What the hell is a Product Designer?
What do we specifically do?
The definitions are all over the place and they vary. And that’s a-ok
This article will focus on Product Design and a few skills that are under that umbrella. I’m not writing a comprehensive and exacting list of all the things that a Product Designer does— the permutations abound.
That said, here’s what I think: Design is design. Let’s try not to fuss about it too much (even though we will). More or less, are we not all trying to accomplish the same thing?
Discover and define a problem, then empathetically design the solution.
I solve problems for people. One method that I personally like is design thinking.

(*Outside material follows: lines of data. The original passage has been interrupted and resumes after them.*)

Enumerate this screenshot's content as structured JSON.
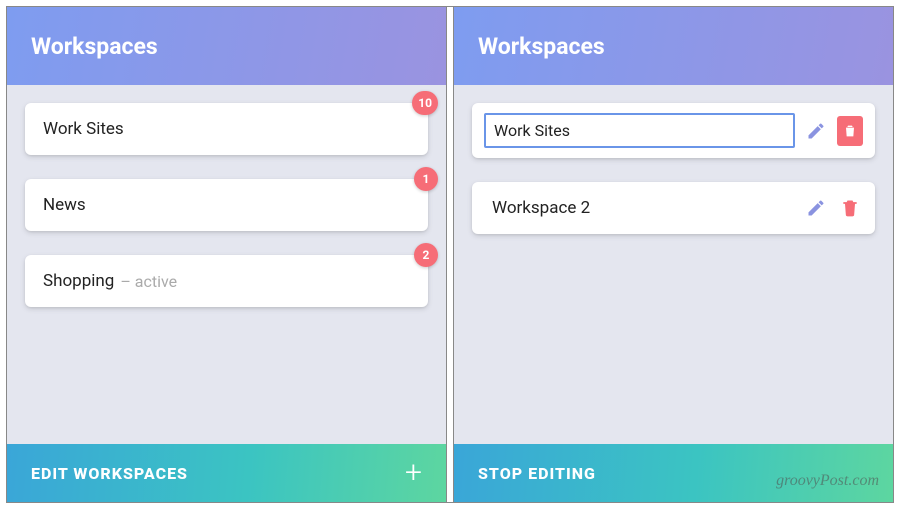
{
  "left": {
    "title": "Workspaces",
    "items": [
      {
        "label": "Work Sites",
        "badge": "10",
        "active": false
      },
      {
        "label": "News",
        "badge": "1",
        "active": false
      },
      {
        "label": "Shopping",
        "badge": "2",
        "active": true,
        "active_text": "– active"
      }
    ],
    "footer_label": "EDIT WORKSPACES",
    "add_icon": "+"
  },
  "right": {
    "title": "Workspaces",
    "items": [
      {
        "label": "Work Sites",
        "editing": true
      },
      {
        "label": "Workspace 2",
        "editing": false
      }
    ],
    "footer_label": "STOP EDITING"
  },
  "colors": {
    "badge": "#f66d77",
    "pencil": "#8a93e0",
    "trash": "#f66d77",
    "input_border": "#6a95e8"
  },
  "watermark": "groovyPost.com"
}
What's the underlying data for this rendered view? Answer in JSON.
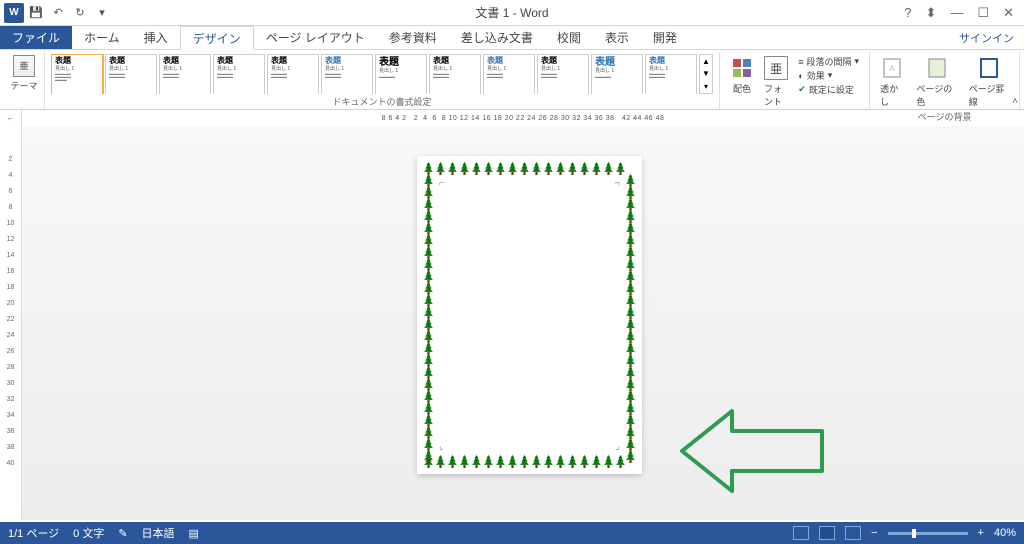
{
  "titlebar": {
    "doc_title": "文書 1 - Word",
    "signin": "サインイン"
  },
  "tabs": {
    "file": "ファイル",
    "items": [
      "ホーム",
      "挿入",
      "デザイン",
      "ページ レイアウト",
      "参考資料",
      "差し込み文書",
      "校閲",
      "表示",
      "開発"
    ],
    "active_index": 2
  },
  "ribbon": {
    "themes_label": "テーマ",
    "doc_format_label": "ドキュメントの書式設定",
    "page_bg_label": "ページの背景",
    "gallery_heading": "表題",
    "gallery_sub": "見出し 1",
    "colors": "配色",
    "fonts": "フォント",
    "para_spacing": "段落の間隔",
    "effects": "効果",
    "set_default": "既定に設定",
    "watermark": "透かし",
    "page_color": "ページの色",
    "page_border": "ページ罫線"
  },
  "ruler": {
    "h": "8 6 4 2   2  4  6  8 10 12 14 16 18 20 22 24 26 28 30 32 34 36 38   42 44 46 48",
    "v": [
      "2",
      "4",
      "6",
      "8",
      "10",
      "12",
      "14",
      "16",
      "18",
      "20",
      "22",
      "24",
      "26",
      "28",
      "30",
      "32",
      "34",
      "36",
      "38",
      "40"
    ]
  },
  "status": {
    "page": "1/1 ページ",
    "words": "0 文字",
    "lang": "日本語",
    "zoom": "40%"
  }
}
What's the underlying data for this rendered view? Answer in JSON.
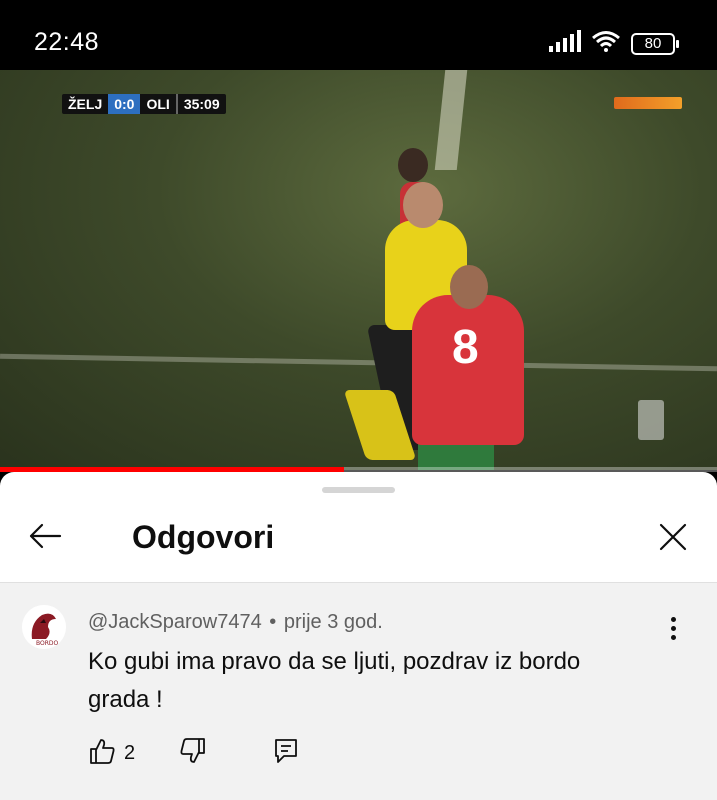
{
  "status_bar": {
    "time": "22:48",
    "battery": "80",
    "icons": [
      "signal-icon",
      "wifi-icon",
      "battery-icon"
    ]
  },
  "video": {
    "scoreboard": {
      "home_team": "ŽELJ",
      "score": "0:0",
      "away_team": "OLI",
      "clock": "35:09"
    },
    "player_number": "8",
    "progress": 0.48,
    "progress_color": "#ff0000"
  },
  "sheet": {
    "title": "Odgovori",
    "back_icon": "arrow-left-icon",
    "close_icon": "close-icon"
  },
  "comment": {
    "author": "@JackSparow7474",
    "separator": "•",
    "time_ago": "prije 3 god.",
    "text": "Ko gubi ima pravo da se ljuti, pozdrav iz bordo grada !",
    "likes": "2",
    "avatar_color": "#8b1a24",
    "icons": [
      "thumbs-up-icon",
      "thumbs-down-icon",
      "reply-icon",
      "more-vertical-icon"
    ]
  }
}
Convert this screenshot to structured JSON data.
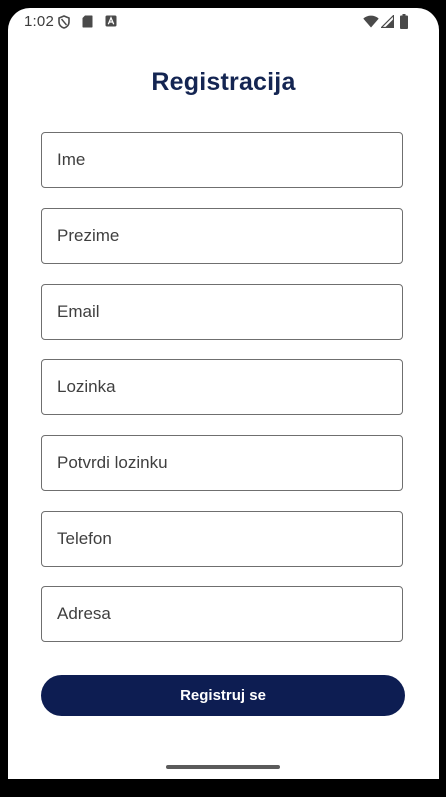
{
  "status_bar": {
    "time": "1:02",
    "icons": [
      "shield-icon",
      "sd-card-icon",
      "accessibility-a-icon",
      "wifi-icon",
      "signal-icon",
      "battery-icon"
    ]
  },
  "title": "Registracija",
  "form": {
    "fields": [
      {
        "name": "first-name",
        "placeholder": "Ime"
      },
      {
        "name": "last-name",
        "placeholder": "Prezime"
      },
      {
        "name": "email",
        "placeholder": "Email"
      },
      {
        "name": "password",
        "placeholder": "Lozinka"
      },
      {
        "name": "confirm-password",
        "placeholder": "Potvrdi lozinku"
      },
      {
        "name": "phone",
        "placeholder": "Telefon"
      },
      {
        "name": "address",
        "placeholder": "Adresa"
      }
    ],
    "submit_label": "Registruj se"
  },
  "colors": {
    "title": "#142552",
    "button_bg": "#0d1d52",
    "button_text": "#ffffff",
    "field_border": "#6f6f6f"
  }
}
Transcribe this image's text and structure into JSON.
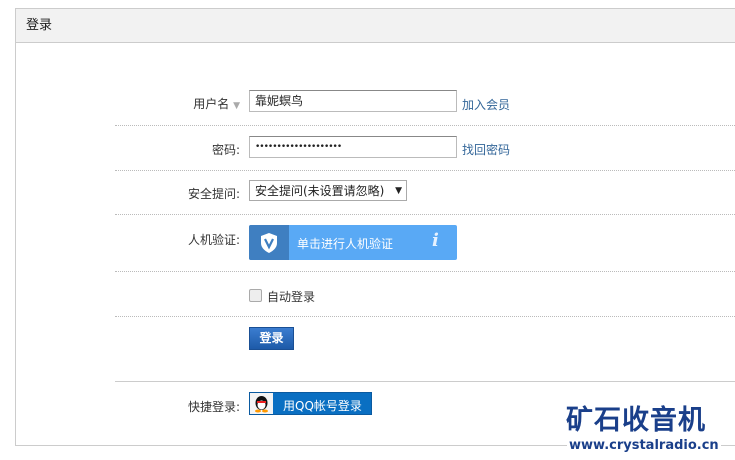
{
  "header": {
    "title": "登录"
  },
  "form": {
    "username_label": "用户名",
    "username_value": "靠妮螟鸟",
    "register_link": "加入会员",
    "password_label": "密码:",
    "password_value": "••••••••••••••••••••",
    "forgot_link": "找回密码",
    "question_label": "安全提问:",
    "question_value": "安全提问(未设置请忽略)",
    "captcha_label": "人机验证:",
    "captcha_text": "单击进行人机验证",
    "captcha_info": "i",
    "autologin_label": "自动登录",
    "login_button": "登录",
    "quick_label": "快捷登录:",
    "qq_button": "用QQ帐号登录"
  },
  "logo": {
    "title": "矿石收音机",
    "url": "www.crystalradio.cn"
  }
}
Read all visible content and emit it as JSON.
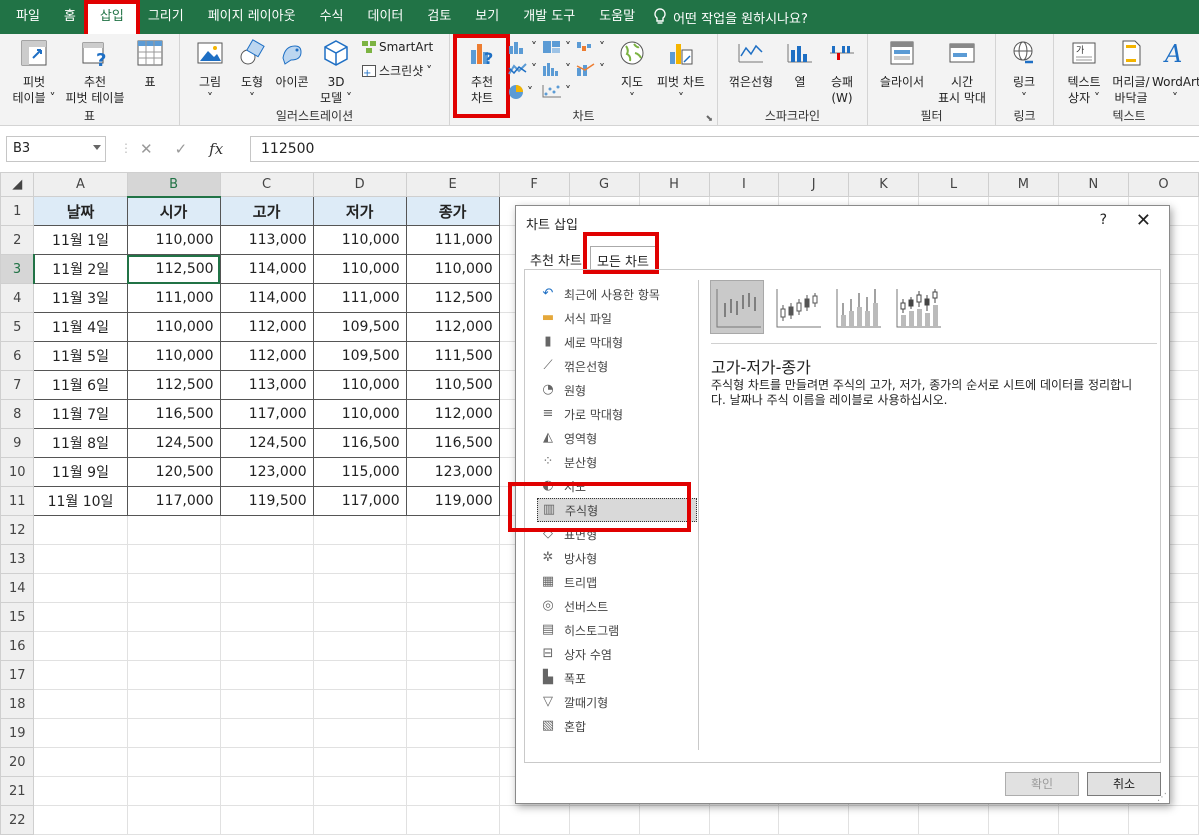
{
  "menu": {
    "tabs": [
      "파일",
      "홈",
      "삽입",
      "그리기",
      "페이지 레이아웃",
      "수식",
      "데이터",
      "검토",
      "보기",
      "개발 도구",
      "도움말"
    ],
    "active_tab": "삽입",
    "tell_me": "어떤 작업을 원하시나요?"
  },
  "ribbon": {
    "groups": {
      "table": "표",
      "illustrations": "일러스트레이션",
      "charts": "차트",
      "sparklines": "스파크라인",
      "filters": "필터",
      "links": "링크",
      "text": "텍스트"
    },
    "buttons": {
      "pivot_table_1": "피벗",
      "pivot_table_2": "테이블",
      "rec_pivot_1": "추천",
      "rec_pivot_2": "피벗 테이블",
      "table": "표",
      "picture": "그림",
      "shapes": "도형",
      "icons": "아이콘",
      "model3d_1": "3D",
      "model3d_2": "모델",
      "smartart": "SmartArt",
      "screenshot": "스크린샷",
      "rec_chart_1": "추천",
      "rec_chart_2": "차트",
      "maps": "지도",
      "pivot_chart": "피벗 차트",
      "spark_line": "꺾은선형",
      "spark_column": "열",
      "spark_winloss_1": "승패",
      "spark_winloss_2": "(W)",
      "slicer": "슬라이서",
      "timeline_1": "시간",
      "timeline_2": "표시 막대",
      "link": "링크",
      "textbox_1": "텍스트",
      "textbox_2": "상자",
      "header_footer_1": "머리글/",
      "header_footer_2": "바닥글",
      "wordart": "WordArt"
    }
  },
  "formula_bar": {
    "name_box": "B3",
    "fx": "fx",
    "value": "112500"
  },
  "sheet": {
    "columns": [
      "A",
      "B",
      "C",
      "D",
      "E",
      "F",
      "G",
      "H",
      "I",
      "J",
      "K",
      "L",
      "M",
      "N",
      "O"
    ],
    "selected_column": "B",
    "selected_row": 3,
    "headers": [
      "날짜",
      "시가",
      "고가",
      "저가",
      "종가"
    ],
    "rows": [
      [
        "11월 1일",
        "110,000",
        "113,000",
        "110,000",
        "111,000"
      ],
      [
        "11월 2일",
        "112,500",
        "114,000",
        "110,000",
        "110,000"
      ],
      [
        "11월 3일",
        "111,000",
        "114,000",
        "111,000",
        "112,500"
      ],
      [
        "11월 4일",
        "110,000",
        "112,000",
        "109,500",
        "112,000"
      ],
      [
        "11월 5일",
        "110,000",
        "112,000",
        "109,500",
        "111,500"
      ],
      [
        "11월 6일",
        "112,500",
        "113,000",
        "110,000",
        "110,500"
      ],
      [
        "11월 7일",
        "116,500",
        "117,000",
        "110,000",
        "112,000"
      ],
      [
        "11월 8일",
        "124,500",
        "124,500",
        "116,500",
        "116,500"
      ],
      [
        "11월 9일",
        "120,500",
        "123,000",
        "115,000",
        "123,000"
      ],
      [
        "11월 10일",
        "117,000",
        "119,500",
        "117,000",
        "119,000"
      ]
    ],
    "row_numbers": [
      1,
      2,
      3,
      4,
      5,
      6,
      7,
      8,
      9,
      10,
      11,
      12,
      13,
      14,
      15,
      16,
      17,
      18,
      19,
      20,
      21,
      22
    ]
  },
  "dialog": {
    "title": "차트 삽입",
    "help": "?",
    "close": "✕",
    "tabs": [
      "추천 차트",
      "모든 차트"
    ],
    "active_tab": "모든 차트",
    "categories": [
      "최근에 사용한 항목",
      "서식 파일",
      "세로 막대형",
      "꺾은선형",
      "원형",
      "가로 막대형",
      "영역형",
      "분산형",
      "지도",
      "주식형",
      "표면형",
      "방사형",
      "트리맵",
      "선버스트",
      "히스토그램",
      "상자 수염",
      "폭포",
      "깔때기형",
      "혼합"
    ],
    "selected_category": "주식형",
    "subtype_title": "고가-저가-종가",
    "subtype_desc": "주식형 차트를 만들려면 주식의 고가, 저가, 종가의 순서로 시트에 데이터를 정리합니다. 날짜나 주식 이름을 레이블로 사용하십시오.",
    "ok": "확인",
    "cancel": "취소"
  },
  "colors": {
    "excel_green": "#217346",
    "highlight_red": "#e00000",
    "header_fill": "#ddebf7"
  }
}
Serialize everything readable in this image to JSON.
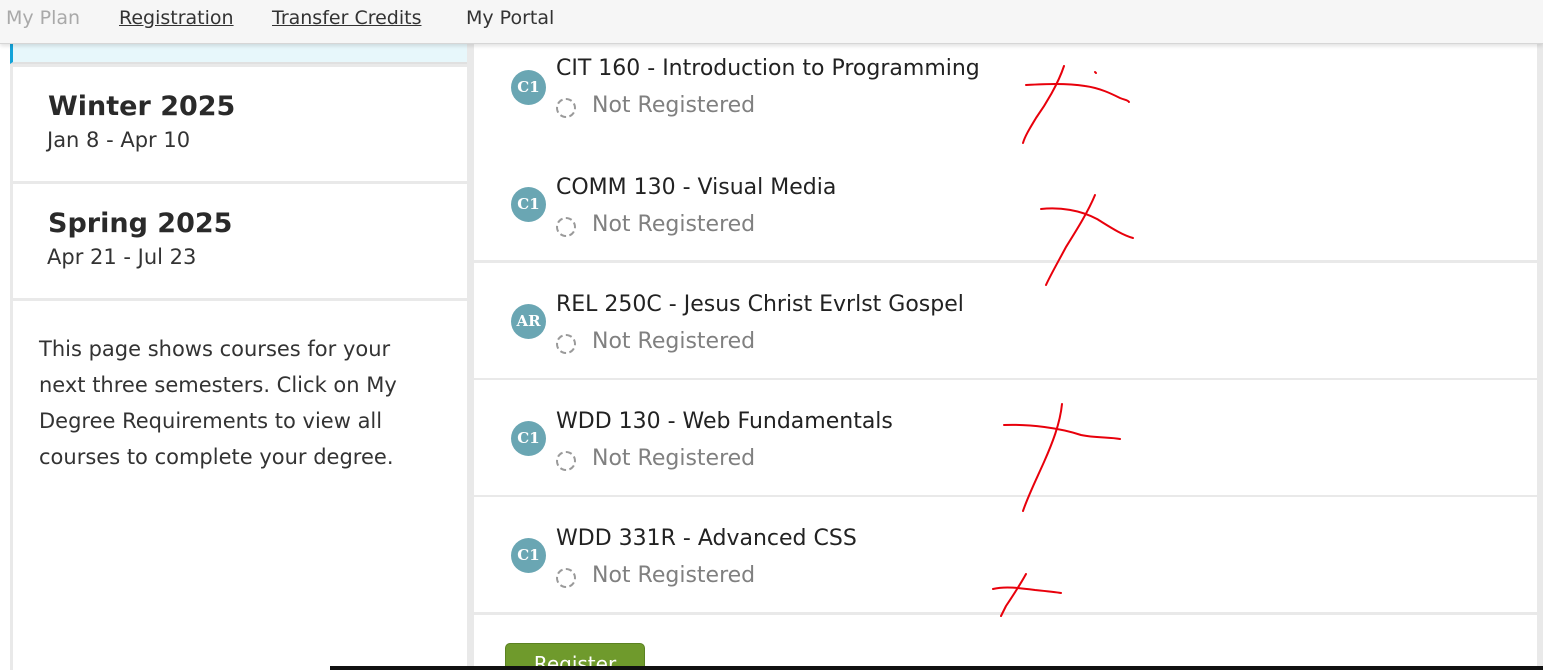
{
  "nav": {
    "my_plan": "My Plan",
    "registration": "Registration",
    "transfer_credits": "Transfer Credits",
    "my_portal": "My Portal"
  },
  "terms": [
    {
      "name": "Winter 2025",
      "dates": "Jan 8 - Apr 10"
    },
    {
      "name": "Spring 2025",
      "dates": "Apr 21 - Jul 23"
    }
  ],
  "info_text": "This page shows courses for your next three semesters. Click on My Degree Requirements to view all courses to complete your degree.",
  "courses": [
    {
      "badge": "C1",
      "title": "CIT 160 - Introduction to Programming",
      "status": "Not Registered"
    },
    {
      "badge": "C1",
      "title": "COMM 130 - Visual Media",
      "status": "Not Registered"
    },
    {
      "badge": "AR",
      "title": "REL 250C - Jesus Christ Evrlst Gospel",
      "status": "Not Registered"
    },
    {
      "badge": "C1",
      "title": "WDD 130 - Web Fundamentals",
      "status": "Not Registered"
    },
    {
      "badge": "C1",
      "title": "WDD 331R - Advanced CSS",
      "status": "Not Registered"
    }
  ],
  "register_button": "Register",
  "colors": {
    "accent": "#13a3d9",
    "badge": "#6aa6b3",
    "button": "#6f9a2c",
    "annotation": "#e8000b"
  }
}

“Design thinking is a human-centered approach to innovation that draws from the designer’s toolkit to integrate the needs of people, the possibilities of technology, and the requirements for business success.”
— Tim Brown, president and CEO, IDEO
The design thinking process:
1. Empathize with people
2. Define the problem
3. Ideate a solution
4. Build a prototype
5. Test your solution
Remember, even though this appears linear, it isn’t. The design process is non-linear. It’s also cyclical.
See my other article Make Navigation a Game to see an example of how I used this process.
Longer short story
For me, I specialize in these four things:
User Experience Design (The way a product feels). I create the product’s logic. I love user research and user testing. I’m people driven as well as data influenced. I enhance people’s satisfaction with a product by refining the usability, accessibility, and pleasure given in the interaction between a person and a product.
Interaction Design (The way a product behaves). I think about what the interface does after a person touches it, speaks to it, or looks at it — I make interactive experiences. I prototype and do user testing. I create animations, transitions, and other interactivity to guide and delight.
User Interface Design (The way a product looks). I think about the interface elements: typography, buttons, headers, images, icons; you name it. I make sure a person’s interaction with those elements is as efficient and straightforward as possible.
Information Architecture (The way a product is structured and how the content is organized). I help with user flow, journey mapping, how a person performs and complete tasks — How they get from A to B.
I’m not suggesting everyone go be a magical wizard unicorn designer. That said, Product Designers should know the holistic process of designing meaningful products and experiences. The key is to learn to be adaptable and have a love for learning.
Start with these four disciplines: User Experience Design, Interaction Design, User Interface Design, and Information Architecture. Intimately know and practice these four disciplines and they will will push you in the right direction.
Overview with an example
You know those products or tools you use that are super easy, that actually help you and are delightful to use? I’m the person behind that usability and delightful experience. You know that door that says pull to open but it really means push to open; I make sure that doesn’t happen.
UX and Bananas
Think about a banana (I know, an overused example but it’s so good).
Let’s begin: A banana shows you when it’s ready to eat, it’s mobile and easy to take with you everywhere, it has a protective peel, and when it’s ready to eat, it peels quickly without the need of any other tools. Bananas are not messy; they don’t fuss. You don’t have to wash them before eating. You don’t have to do much really — just peel and eat. Plus, a banana is healthy.
Once you peel that banana, eating it is pleasant and effortless. There are no hidden parts, no seeds or a core that takes up all the space inside.
And as a bonus, bananas can help produce serotonin in our bodies — a chemical that makes us happy.
Bananas are impeccable designs.
I design bananas in products.
Above all, please keep this in mind: Humans.
People should be at the center of all your designs. You should have a passion for people and solve their problems as well as enhance their experience with a product; When we focus on defining a problem, being empathetic to a person’s overall experience with a product, and designing a solution to help a person meet their need/goal — when that is our mindset and the lens through which we view, only then can we even begin to design meaningful products, ones that reflect that of the banana.
Let me know what you think in the comments below.